Data entries:
··········
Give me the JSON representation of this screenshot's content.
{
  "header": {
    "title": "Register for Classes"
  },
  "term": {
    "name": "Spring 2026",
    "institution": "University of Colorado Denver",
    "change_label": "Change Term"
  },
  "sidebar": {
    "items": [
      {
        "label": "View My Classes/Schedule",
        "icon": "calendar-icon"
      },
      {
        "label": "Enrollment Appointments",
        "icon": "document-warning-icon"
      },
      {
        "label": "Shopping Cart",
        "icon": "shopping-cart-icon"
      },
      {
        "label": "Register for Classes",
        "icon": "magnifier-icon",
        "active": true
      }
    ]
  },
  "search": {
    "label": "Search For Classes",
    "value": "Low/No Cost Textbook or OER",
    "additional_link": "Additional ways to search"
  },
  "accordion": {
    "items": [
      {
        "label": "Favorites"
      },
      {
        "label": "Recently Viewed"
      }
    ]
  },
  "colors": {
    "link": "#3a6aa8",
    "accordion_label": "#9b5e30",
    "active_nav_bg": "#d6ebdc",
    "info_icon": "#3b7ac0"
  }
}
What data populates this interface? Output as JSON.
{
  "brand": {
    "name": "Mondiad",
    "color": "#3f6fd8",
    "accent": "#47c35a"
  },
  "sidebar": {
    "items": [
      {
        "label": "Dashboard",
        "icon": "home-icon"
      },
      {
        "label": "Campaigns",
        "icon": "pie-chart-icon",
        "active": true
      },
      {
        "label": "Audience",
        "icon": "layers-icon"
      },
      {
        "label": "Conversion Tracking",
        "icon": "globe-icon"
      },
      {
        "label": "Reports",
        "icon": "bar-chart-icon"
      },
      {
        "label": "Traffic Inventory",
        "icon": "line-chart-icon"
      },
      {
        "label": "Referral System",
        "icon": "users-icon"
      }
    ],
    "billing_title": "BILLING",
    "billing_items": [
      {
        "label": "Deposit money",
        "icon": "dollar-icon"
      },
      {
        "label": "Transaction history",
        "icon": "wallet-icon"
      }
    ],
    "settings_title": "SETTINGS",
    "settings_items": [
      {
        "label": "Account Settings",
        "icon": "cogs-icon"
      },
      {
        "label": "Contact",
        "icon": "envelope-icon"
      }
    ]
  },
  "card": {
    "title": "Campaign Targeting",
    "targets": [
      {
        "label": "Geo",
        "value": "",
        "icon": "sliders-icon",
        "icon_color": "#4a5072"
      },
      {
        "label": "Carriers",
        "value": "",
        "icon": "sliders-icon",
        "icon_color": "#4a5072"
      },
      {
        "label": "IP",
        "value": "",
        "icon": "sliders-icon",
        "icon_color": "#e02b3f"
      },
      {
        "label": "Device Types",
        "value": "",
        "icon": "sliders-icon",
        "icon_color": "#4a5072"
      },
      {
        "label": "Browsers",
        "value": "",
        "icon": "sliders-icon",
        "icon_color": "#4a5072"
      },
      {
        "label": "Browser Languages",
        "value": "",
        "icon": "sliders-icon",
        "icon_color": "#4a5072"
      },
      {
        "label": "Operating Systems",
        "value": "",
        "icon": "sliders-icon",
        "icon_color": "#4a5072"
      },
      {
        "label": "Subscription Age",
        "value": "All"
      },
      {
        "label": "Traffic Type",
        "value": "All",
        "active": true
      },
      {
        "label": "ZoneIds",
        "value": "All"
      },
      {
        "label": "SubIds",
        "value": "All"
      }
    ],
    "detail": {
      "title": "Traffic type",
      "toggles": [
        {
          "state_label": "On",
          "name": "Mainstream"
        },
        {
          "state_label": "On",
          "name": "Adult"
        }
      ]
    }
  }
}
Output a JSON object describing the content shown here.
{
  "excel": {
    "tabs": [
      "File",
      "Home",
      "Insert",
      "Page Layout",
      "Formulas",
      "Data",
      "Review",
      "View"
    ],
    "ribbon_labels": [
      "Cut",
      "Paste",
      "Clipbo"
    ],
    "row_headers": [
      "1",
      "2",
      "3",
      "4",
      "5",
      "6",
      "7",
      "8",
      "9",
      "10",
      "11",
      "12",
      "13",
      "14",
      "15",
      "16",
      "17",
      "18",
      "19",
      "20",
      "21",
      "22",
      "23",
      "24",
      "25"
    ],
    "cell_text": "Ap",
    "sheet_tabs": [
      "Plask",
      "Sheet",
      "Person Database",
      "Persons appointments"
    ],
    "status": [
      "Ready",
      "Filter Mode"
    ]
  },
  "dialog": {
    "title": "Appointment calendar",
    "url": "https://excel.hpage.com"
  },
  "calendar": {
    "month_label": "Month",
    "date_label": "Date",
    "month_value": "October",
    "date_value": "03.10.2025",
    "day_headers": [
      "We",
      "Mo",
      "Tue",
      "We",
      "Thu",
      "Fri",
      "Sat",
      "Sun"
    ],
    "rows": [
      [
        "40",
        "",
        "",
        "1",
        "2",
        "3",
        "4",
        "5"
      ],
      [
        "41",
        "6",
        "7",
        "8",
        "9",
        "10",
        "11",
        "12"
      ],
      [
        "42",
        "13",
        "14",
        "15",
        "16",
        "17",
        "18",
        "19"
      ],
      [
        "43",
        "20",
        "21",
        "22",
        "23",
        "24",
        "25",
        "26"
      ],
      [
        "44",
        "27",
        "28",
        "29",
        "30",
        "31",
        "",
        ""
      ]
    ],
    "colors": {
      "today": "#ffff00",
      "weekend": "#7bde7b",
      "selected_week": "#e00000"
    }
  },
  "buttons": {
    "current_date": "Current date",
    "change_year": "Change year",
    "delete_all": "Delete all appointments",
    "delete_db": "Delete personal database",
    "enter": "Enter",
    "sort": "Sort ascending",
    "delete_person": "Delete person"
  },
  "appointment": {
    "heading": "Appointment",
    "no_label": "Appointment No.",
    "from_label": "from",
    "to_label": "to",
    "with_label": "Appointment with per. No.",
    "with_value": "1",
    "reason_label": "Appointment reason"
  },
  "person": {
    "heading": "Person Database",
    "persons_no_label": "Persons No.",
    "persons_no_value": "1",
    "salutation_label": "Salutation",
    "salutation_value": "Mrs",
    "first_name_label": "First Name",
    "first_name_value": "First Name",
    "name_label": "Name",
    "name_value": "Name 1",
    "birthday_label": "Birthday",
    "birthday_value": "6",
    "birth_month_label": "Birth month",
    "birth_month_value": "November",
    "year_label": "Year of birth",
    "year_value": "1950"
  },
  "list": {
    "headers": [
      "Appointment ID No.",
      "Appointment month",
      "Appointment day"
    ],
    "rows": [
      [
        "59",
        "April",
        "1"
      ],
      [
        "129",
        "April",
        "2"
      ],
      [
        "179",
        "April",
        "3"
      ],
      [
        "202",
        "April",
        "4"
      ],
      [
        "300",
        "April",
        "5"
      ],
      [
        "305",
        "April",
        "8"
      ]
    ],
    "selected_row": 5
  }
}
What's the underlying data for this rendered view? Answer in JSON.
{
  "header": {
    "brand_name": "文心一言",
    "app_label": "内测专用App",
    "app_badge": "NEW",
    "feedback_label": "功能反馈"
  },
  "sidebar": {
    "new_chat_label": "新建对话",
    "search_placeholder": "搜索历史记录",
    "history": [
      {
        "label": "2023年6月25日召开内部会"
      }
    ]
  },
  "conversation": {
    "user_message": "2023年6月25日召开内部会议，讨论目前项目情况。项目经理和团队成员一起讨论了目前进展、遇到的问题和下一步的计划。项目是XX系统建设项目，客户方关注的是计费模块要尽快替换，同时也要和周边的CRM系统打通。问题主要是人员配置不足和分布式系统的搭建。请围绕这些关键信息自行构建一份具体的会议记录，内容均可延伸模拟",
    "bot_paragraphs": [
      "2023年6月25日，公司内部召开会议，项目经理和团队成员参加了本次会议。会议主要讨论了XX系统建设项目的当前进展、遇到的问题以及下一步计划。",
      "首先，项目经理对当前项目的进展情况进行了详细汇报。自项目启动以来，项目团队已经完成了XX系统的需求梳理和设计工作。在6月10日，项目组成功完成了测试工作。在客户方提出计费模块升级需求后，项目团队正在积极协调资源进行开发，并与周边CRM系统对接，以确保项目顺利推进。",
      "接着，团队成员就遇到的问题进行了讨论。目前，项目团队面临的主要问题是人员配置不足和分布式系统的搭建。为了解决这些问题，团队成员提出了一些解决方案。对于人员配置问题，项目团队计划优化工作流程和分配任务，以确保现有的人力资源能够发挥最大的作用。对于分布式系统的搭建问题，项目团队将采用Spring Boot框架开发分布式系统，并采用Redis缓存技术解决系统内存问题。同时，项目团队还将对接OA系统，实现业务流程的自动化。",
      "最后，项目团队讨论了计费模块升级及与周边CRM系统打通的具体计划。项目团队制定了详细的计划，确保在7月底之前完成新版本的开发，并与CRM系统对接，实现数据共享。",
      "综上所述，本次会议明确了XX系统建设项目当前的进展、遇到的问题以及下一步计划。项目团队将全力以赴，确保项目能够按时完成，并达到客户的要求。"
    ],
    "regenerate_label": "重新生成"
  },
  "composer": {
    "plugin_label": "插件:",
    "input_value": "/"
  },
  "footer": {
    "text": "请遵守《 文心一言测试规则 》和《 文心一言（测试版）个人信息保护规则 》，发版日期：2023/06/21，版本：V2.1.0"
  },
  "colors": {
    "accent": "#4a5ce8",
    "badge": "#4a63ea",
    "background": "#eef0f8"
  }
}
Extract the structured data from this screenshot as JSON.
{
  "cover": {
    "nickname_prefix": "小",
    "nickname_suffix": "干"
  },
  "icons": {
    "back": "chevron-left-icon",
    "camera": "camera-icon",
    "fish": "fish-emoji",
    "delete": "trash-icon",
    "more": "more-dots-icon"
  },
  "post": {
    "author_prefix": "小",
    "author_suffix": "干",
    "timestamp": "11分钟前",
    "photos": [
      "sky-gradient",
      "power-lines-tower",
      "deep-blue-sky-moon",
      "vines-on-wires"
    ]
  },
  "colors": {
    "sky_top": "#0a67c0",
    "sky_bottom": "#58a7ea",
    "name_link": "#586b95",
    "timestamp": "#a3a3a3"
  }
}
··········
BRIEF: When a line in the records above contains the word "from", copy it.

TASK SOLUTION:
    "from_label": "from",
Extract the structured data from this screenshot as JSON.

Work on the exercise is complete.